**ASSIGNED TASK**
Search the material below for the word "this" and copy every line in which it occurs.

********************

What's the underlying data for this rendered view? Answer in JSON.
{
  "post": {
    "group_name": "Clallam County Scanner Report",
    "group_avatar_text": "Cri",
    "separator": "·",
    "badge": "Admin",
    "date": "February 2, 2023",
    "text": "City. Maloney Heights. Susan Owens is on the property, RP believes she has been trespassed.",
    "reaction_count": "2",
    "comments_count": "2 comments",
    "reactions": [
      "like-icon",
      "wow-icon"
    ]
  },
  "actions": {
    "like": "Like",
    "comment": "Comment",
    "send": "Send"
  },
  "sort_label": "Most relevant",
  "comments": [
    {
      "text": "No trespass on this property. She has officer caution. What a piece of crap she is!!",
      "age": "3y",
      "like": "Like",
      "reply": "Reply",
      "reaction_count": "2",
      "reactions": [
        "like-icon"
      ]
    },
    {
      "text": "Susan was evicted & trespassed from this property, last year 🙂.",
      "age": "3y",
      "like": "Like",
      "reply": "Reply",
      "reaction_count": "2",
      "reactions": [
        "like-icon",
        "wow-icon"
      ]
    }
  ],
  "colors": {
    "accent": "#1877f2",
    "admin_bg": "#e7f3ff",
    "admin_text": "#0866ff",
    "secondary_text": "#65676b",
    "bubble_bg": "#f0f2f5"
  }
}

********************

**OUTPUT**
What's the underlying data for this rendered view? Answer in JSON.
      "text": "No trespass on this property. She has officer caution. What a piece of crap she is!!",
      "text": "Susan was evicted & trespassed from this property, last year 🙂.",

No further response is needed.